Infusion nurses have a wealth of knowledge about the specialty, as well as varied clinical experiences. To continue the advance of infusion nursing, it is essential that we share the research and disseminate the results and latest information. Now, in particular, is the time when evidence-based research is integral to applicability to practice. When you write Journal articles, you help and promote the translation of research into practice. If you volunteer to become a peer reviewer for JIN, you help move that process forward.


Recently, our publisher surveyed a sample of JIN readers and provided data on our readers' work lives. Infusion nurses take on many roles, in many healthcare practice settings: as clinicians, educators, managers, and administrators working in hospital and acute care facilities, homecare, infusion centers, long-term care facilities, hospices, physician's offices, and industry.


We learned that JIN readers are thoroughly engaged in their work.
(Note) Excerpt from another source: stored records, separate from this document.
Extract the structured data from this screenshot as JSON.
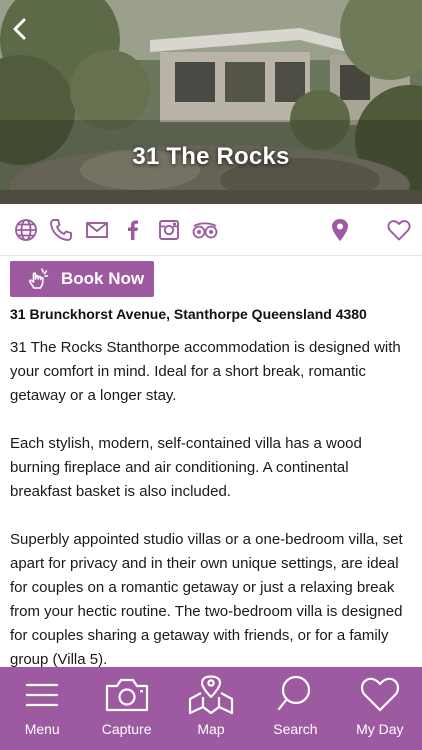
{
  "header": {
    "title": "31 The Rocks"
  },
  "contact_icons": [
    "globe-icon",
    "phone-icon",
    "email-icon",
    "facebook-icon",
    "instagram-icon",
    "tripadvisor-icon",
    "map-pin-icon",
    "heart-icon"
  ],
  "book": {
    "label": "Book Now"
  },
  "address": "31 Brunckhorst Avenue, Stanthorpe Queensland 4380",
  "description": [
    "31 The Rocks Stanthorpe accommodation is designed with your comfort in mind. Ideal for a short break, romantic getaway or a longer stay.",
    "Each stylish, modern, self-contained villa has a wood burning fireplace and air conditioning. A continental breakfast basket is also included.",
    "Superbly appointed studio villas or a one-bedroom villa, set apart for privacy and in their own unique settings, are ideal for couples on a romantic getaway or just a relaxing break from your hectic routine. The two-bedroom villa is designed for couples sharing a getaway with friends, or for a family group (Villa 5)."
  ],
  "tabbar": {
    "items": [
      {
        "label": "Menu",
        "icon": "menu-icon"
      },
      {
        "label": "Capture",
        "icon": "camera-icon"
      },
      {
        "label": "Map",
        "icon": "map-icon"
      },
      {
        "label": "Search",
        "icon": "search-icon"
      },
      {
        "label": "My Day",
        "icon": "heart-icon"
      }
    ]
  },
  "colors": {
    "accent": "#9e5aa0",
    "text": "#1a1a1a",
    "white": "#ffffff"
  }
}
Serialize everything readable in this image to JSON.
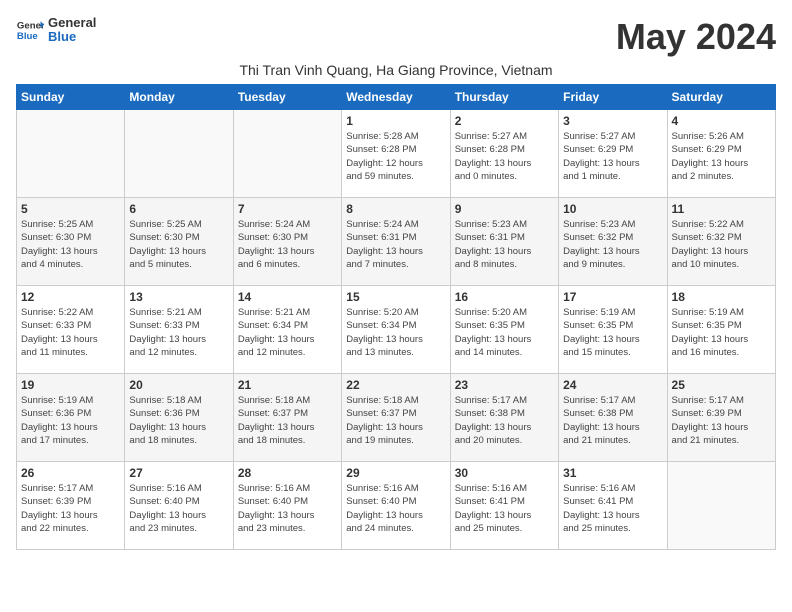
{
  "header": {
    "logo_general": "General",
    "logo_blue": "Blue",
    "month_title": "May 2024",
    "subtitle": "Thi Tran Vinh Quang, Ha Giang Province, Vietnam"
  },
  "weekdays": [
    "Sunday",
    "Monday",
    "Tuesday",
    "Wednesday",
    "Thursday",
    "Friday",
    "Saturday"
  ],
  "weeks": [
    [
      {
        "day": "",
        "info": ""
      },
      {
        "day": "",
        "info": ""
      },
      {
        "day": "",
        "info": ""
      },
      {
        "day": "1",
        "info": "Sunrise: 5:28 AM\nSunset: 6:28 PM\nDaylight: 12 hours\nand 59 minutes."
      },
      {
        "day": "2",
        "info": "Sunrise: 5:27 AM\nSunset: 6:28 PM\nDaylight: 13 hours\nand 0 minutes."
      },
      {
        "day": "3",
        "info": "Sunrise: 5:27 AM\nSunset: 6:29 PM\nDaylight: 13 hours\nand 1 minute."
      },
      {
        "day": "4",
        "info": "Sunrise: 5:26 AM\nSunset: 6:29 PM\nDaylight: 13 hours\nand 2 minutes."
      }
    ],
    [
      {
        "day": "5",
        "info": "Sunrise: 5:25 AM\nSunset: 6:30 PM\nDaylight: 13 hours\nand 4 minutes."
      },
      {
        "day": "6",
        "info": "Sunrise: 5:25 AM\nSunset: 6:30 PM\nDaylight: 13 hours\nand 5 minutes."
      },
      {
        "day": "7",
        "info": "Sunrise: 5:24 AM\nSunset: 6:30 PM\nDaylight: 13 hours\nand 6 minutes."
      },
      {
        "day": "8",
        "info": "Sunrise: 5:24 AM\nSunset: 6:31 PM\nDaylight: 13 hours\nand 7 minutes."
      },
      {
        "day": "9",
        "info": "Sunrise: 5:23 AM\nSunset: 6:31 PM\nDaylight: 13 hours\nand 8 minutes."
      },
      {
        "day": "10",
        "info": "Sunrise: 5:23 AM\nSunset: 6:32 PM\nDaylight: 13 hours\nand 9 minutes."
      },
      {
        "day": "11",
        "info": "Sunrise: 5:22 AM\nSunset: 6:32 PM\nDaylight: 13 hours\nand 10 minutes."
      }
    ],
    [
      {
        "day": "12",
        "info": "Sunrise: 5:22 AM\nSunset: 6:33 PM\nDaylight: 13 hours\nand 11 minutes."
      },
      {
        "day": "13",
        "info": "Sunrise: 5:21 AM\nSunset: 6:33 PM\nDaylight: 13 hours\nand 12 minutes."
      },
      {
        "day": "14",
        "info": "Sunrise: 5:21 AM\nSunset: 6:34 PM\nDaylight: 13 hours\nand 12 minutes."
      },
      {
        "day": "15",
        "info": "Sunrise: 5:20 AM\nSunset: 6:34 PM\nDaylight: 13 hours\nand 13 minutes."
      },
      {
        "day": "16",
        "info": "Sunrise: 5:20 AM\nSunset: 6:35 PM\nDaylight: 13 hours\nand 14 minutes."
      },
      {
        "day": "17",
        "info": "Sunrise: 5:19 AM\nSunset: 6:35 PM\nDaylight: 13 hours\nand 15 minutes."
      },
      {
        "day": "18",
        "info": "Sunrise: 5:19 AM\nSunset: 6:35 PM\nDaylight: 13 hours\nand 16 minutes."
      }
    ],
    [
      {
        "day": "19",
        "info": "Sunrise: 5:19 AM\nSunset: 6:36 PM\nDaylight: 13 hours\nand 17 minutes."
      },
      {
        "day": "20",
        "info": "Sunrise: 5:18 AM\nSunset: 6:36 PM\nDaylight: 13 hours\nand 18 minutes."
      },
      {
        "day": "21",
        "info": "Sunrise: 5:18 AM\nSunset: 6:37 PM\nDaylight: 13 hours\nand 18 minutes."
      },
      {
        "day": "22",
        "info": "Sunrise: 5:18 AM\nSunset: 6:37 PM\nDaylight: 13 hours\nand 19 minutes."
      },
      {
        "day": "23",
        "info": "Sunrise: 5:17 AM\nSunset: 6:38 PM\nDaylight: 13 hours\nand 20 minutes."
      },
      {
        "day": "24",
        "info": "Sunrise: 5:17 AM\nSunset: 6:38 PM\nDaylight: 13 hours\nand 21 minutes."
      },
      {
        "day": "25",
        "info": "Sunrise: 5:17 AM\nSunset: 6:39 PM\nDaylight: 13 hours\nand 21 minutes."
      }
    ],
    [
      {
        "day": "26",
        "info": "Sunrise: 5:17 AM\nSunset: 6:39 PM\nDaylight: 13 hours\nand 22 minutes."
      },
      {
        "day": "27",
        "info": "Sunrise: 5:16 AM\nSunset: 6:40 PM\nDaylight: 13 hours\nand 23 minutes."
      },
      {
        "day": "28",
        "info": "Sunrise: 5:16 AM\nSunset: 6:40 PM\nDaylight: 13 hours\nand 23 minutes."
      },
      {
        "day": "29",
        "info": "Sunrise: 5:16 AM\nSunset: 6:40 PM\nDaylight: 13 hours\nand 24 minutes."
      },
      {
        "day": "30",
        "info": "Sunrise: 5:16 AM\nSunset: 6:41 PM\nDaylight: 13 hours\nand 25 minutes."
      },
      {
        "day": "31",
        "info": "Sunrise: 5:16 AM\nSunset: 6:41 PM\nDaylight: 13 hours\nand 25 minutes."
      },
      {
        "day": "",
        "info": ""
      }
    ]
  ]
}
They embrace new technology; evaluate and select products for themselves and their institutions; and adhere to the basic principles of infusion care, including aseptic technique. JIN readers continually work to educate themselves, their colleagues, and their patients, often using JIN as an educational resource.


JIN readers also continue to develop professionally by keeping up with the latest science of the infusion specialty-extremely important for nurses-by attending INS local and national meetings, reading and discussing JIN articles with colleagues, and using INS products. Many JIN readers serve as peer reviewers on the Journal of Infusion Nursing Editorial Review Board; others contribute to the specialty by writing articles.


The survey demonstrated that JIN readers are proactive, often sharing copies of the Journal with colleagues. Many issues are also kept on hand for future reference. In the last year, 90% of you have taken at least one action as a result of reading articles or columns; more than half used information for patient education.


As we look to the future of the Journal of Infusion Nursing and how we can contribute, consider thinking about the trends we see and project in our specialty, then take an active role: promote best practice and patient safety; pass along knowledge from the Journal to others; and share expertise by submitting a manuscript or reviewing a submission.


I want to extend my thanks to our readers, authors, reviewers, and publisher for being integral parts of our 30 years of publication excellence. I look forward to a bright future of INS' flagship publication as we share in print our collective thoughts, always keeping quality patient care in mind.


Mary Alexander